The video—even from the beginning—is nothing short of Black, HBCU culture. From the opening scenes showing the majorettes and band prepare to perform to the hearing the song sample a Black 90s classic “Piece of My Love” by Guy, this video captured my attention immediately by sending me into a trance where all I want to do is dance like Alcorn State’s majorettes, the Golden Girls. The rest of the video was no different; from that moment on out, I was enamored by clips of Southern A&M’s Dancing Dolls and Alcorn State’s Golden Girls dance with the right amount of sex-appeal, energy and swag as their bands energetically gave life into the song they were playing. This three-and-a-half-minute video also acknowledges “Divine 9” sororities by showing shots of members of Alpha Kappa Alpha (AKA) and Delta Sigma Theta (DST) sororities strolling and/or showing pride. From the beginning to the end of this video, I was overcome with nostalgia for my homecoming days under the Alpha tree, and I loved every minute of it. 

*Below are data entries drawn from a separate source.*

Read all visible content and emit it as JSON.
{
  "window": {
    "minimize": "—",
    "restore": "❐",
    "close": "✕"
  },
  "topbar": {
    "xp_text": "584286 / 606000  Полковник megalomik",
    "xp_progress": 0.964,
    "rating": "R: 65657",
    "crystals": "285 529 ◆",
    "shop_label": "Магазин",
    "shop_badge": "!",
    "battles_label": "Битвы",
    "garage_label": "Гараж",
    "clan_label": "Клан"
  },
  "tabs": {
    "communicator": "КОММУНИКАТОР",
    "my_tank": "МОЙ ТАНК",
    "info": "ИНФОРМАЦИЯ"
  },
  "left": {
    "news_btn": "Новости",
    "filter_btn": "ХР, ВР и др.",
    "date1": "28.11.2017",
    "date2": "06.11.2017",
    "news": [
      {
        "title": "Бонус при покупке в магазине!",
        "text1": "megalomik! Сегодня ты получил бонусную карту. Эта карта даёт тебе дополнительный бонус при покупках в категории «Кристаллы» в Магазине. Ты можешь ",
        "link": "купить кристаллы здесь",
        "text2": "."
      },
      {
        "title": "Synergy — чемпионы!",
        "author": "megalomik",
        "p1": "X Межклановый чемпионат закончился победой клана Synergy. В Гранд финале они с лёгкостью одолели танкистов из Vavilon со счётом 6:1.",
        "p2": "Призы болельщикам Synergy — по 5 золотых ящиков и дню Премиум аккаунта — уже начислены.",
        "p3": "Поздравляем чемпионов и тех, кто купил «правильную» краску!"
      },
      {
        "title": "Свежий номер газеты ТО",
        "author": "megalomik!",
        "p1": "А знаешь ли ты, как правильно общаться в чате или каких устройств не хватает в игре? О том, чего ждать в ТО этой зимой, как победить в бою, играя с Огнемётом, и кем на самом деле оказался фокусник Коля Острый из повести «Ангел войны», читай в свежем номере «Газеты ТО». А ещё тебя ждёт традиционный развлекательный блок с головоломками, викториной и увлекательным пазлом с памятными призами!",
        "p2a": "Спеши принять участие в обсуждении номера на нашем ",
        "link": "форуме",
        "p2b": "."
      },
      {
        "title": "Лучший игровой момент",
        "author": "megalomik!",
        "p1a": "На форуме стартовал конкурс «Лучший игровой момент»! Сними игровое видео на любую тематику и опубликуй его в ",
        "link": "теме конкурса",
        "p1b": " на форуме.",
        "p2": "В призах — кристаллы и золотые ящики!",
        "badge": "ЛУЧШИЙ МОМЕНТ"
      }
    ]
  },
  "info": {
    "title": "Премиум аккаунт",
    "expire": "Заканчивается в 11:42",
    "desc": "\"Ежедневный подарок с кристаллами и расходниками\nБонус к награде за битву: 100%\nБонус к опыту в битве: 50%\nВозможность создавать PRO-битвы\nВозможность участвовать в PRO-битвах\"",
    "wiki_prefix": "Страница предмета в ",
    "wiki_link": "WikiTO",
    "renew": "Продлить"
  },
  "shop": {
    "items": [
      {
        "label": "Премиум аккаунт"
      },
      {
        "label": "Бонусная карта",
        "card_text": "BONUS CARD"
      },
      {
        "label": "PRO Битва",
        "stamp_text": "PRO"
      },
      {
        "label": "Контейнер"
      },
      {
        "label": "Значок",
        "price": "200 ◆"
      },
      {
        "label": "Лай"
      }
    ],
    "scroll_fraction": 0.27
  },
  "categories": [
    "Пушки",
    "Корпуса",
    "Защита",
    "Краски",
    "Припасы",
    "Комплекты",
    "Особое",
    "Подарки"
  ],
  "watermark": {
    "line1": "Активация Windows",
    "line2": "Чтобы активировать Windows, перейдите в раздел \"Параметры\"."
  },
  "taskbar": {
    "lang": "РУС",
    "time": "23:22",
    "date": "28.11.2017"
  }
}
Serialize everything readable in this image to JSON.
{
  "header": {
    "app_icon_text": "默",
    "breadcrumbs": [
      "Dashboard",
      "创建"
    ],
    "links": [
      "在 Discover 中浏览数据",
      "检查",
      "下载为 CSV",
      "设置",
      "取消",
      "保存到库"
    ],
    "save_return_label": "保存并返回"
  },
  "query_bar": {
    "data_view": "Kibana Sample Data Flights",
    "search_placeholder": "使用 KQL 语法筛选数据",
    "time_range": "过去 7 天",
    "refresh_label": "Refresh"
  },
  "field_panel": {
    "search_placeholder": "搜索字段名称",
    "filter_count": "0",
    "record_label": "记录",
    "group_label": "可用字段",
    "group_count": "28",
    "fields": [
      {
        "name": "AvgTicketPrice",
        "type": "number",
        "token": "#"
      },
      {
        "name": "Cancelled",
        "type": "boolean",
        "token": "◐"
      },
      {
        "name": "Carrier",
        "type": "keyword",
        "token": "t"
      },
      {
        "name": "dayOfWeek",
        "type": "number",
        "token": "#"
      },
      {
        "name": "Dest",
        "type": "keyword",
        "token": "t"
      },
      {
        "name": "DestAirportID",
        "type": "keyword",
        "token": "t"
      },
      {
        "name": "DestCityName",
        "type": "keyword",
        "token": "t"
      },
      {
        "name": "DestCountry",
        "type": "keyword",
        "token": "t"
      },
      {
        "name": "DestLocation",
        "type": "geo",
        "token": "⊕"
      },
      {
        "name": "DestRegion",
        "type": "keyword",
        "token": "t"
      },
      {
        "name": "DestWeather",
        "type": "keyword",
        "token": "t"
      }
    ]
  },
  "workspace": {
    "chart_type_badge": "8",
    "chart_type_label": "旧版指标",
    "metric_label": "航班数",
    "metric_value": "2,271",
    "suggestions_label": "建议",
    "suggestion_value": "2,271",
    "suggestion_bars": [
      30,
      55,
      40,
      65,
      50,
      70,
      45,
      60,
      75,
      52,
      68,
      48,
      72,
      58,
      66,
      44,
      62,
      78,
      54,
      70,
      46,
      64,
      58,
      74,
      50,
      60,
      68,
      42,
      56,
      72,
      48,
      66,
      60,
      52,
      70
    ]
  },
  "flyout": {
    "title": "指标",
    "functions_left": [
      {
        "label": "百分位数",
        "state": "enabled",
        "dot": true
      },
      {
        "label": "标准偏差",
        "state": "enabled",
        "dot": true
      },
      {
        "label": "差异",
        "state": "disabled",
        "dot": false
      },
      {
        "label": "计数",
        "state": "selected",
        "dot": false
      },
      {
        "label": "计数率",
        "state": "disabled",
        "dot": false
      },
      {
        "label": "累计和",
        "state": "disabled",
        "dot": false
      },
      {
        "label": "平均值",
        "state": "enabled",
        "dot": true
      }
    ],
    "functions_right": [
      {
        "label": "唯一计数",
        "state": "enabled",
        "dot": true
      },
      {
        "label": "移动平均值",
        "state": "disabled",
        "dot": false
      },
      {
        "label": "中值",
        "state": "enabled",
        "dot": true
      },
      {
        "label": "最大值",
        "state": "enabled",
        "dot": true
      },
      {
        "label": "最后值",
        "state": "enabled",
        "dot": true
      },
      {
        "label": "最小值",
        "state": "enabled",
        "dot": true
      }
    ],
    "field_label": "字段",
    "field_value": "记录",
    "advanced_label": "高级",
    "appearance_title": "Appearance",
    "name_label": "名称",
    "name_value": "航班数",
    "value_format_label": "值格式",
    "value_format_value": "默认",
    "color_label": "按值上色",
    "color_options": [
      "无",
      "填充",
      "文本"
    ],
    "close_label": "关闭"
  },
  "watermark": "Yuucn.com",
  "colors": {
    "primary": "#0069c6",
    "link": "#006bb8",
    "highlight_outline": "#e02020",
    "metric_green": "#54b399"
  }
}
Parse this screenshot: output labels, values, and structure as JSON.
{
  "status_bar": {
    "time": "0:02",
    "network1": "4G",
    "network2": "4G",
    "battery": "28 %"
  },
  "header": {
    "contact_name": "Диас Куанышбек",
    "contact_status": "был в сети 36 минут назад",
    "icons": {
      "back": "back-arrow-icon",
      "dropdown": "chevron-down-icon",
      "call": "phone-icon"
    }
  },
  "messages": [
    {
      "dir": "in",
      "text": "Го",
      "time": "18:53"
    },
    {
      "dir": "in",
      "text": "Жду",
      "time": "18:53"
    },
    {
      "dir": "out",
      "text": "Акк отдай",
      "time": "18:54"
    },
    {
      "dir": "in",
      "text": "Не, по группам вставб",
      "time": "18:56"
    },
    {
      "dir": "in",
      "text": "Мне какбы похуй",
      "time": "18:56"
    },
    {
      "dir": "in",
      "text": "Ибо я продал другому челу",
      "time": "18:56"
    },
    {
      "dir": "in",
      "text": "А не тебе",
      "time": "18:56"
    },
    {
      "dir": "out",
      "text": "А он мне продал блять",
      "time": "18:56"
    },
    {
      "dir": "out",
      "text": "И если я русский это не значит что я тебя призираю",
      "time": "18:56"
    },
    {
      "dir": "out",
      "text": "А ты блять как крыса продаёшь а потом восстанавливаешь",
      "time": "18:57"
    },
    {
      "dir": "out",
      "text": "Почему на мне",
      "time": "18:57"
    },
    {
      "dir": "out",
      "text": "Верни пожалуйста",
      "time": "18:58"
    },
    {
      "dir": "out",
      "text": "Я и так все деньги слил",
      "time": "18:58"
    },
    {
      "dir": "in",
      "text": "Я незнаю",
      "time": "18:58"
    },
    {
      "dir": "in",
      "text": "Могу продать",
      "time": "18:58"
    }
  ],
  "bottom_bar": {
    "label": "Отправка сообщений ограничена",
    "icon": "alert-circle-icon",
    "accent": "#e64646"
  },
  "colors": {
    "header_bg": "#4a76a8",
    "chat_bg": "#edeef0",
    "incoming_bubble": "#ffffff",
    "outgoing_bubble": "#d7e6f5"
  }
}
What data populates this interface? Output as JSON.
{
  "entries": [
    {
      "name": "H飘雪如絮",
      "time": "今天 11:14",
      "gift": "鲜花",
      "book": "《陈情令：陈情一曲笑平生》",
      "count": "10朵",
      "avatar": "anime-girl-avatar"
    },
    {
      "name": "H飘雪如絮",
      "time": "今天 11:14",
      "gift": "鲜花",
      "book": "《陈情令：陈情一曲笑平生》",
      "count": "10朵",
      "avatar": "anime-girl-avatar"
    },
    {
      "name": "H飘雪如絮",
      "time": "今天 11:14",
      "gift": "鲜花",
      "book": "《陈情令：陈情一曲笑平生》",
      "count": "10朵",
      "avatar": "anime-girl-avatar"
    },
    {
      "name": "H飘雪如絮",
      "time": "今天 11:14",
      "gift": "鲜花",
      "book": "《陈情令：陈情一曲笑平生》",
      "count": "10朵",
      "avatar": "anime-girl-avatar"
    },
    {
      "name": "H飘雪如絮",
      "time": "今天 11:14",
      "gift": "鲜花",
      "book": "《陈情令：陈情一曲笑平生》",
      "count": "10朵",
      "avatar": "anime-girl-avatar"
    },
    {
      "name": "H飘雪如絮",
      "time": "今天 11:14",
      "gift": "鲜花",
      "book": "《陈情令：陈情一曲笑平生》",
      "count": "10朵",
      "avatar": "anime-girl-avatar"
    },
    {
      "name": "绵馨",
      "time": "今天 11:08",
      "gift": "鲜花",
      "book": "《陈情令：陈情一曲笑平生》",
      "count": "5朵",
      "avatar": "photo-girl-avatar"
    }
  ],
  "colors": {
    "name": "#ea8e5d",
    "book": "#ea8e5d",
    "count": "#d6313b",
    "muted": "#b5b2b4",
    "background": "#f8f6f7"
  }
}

While the video was everything and then some, the lyrics missed the mark. 2 Chainz and Lil Wayne do a great job of giving us a catchy song; however, the lyrics give me “party anthem” vibes. This is the song that I would use as a “pick me up” when I need to blow off steam and get into my “Golden Girl” mood. This is not the song that I would play when I need to find a source of inspiration in life. Though I would not find inspiration in these lyrics, I could definitely see how a Southern “Dancing Doll” or Jackson State “Prancing J-Sette” would. The words “shake your money maker” along with the smooth instrumental of “Piece of My Love” clash together to make any majorette—even, any dancer—want to get up and groove. The deep, philosophical me can say that these explicit lyrics prove to paint a picture of a motivated woman keeping her eyes on the prize as she goes through life, but in reality, this is a song for girls who want to let loose and have fun every once in a while, like me. 

In this age of openly celebrated Black culture and excellence, 2 Chainz is certainly on time with this “ode” to the HBCU experience. HBCU alums and AKAs are roaring with pride right about now with Sen. Kamala Harris, an HBCU alum and AKA, being the first Black woman to run for Vice President of a major party, and I’m pretty sure after watching this video, their pride will only continue to grow for their beloved institutions, organizations and Black excellence.

Maybe if 2 Chainz releases more songs like this, he might make it to my list of “Top 20 Favorite Rappers.” Until then, I’ll just continue to watch “Money Maker” and reminisce to that homecoming life—pre-COVID-19 and under the Alpha tree.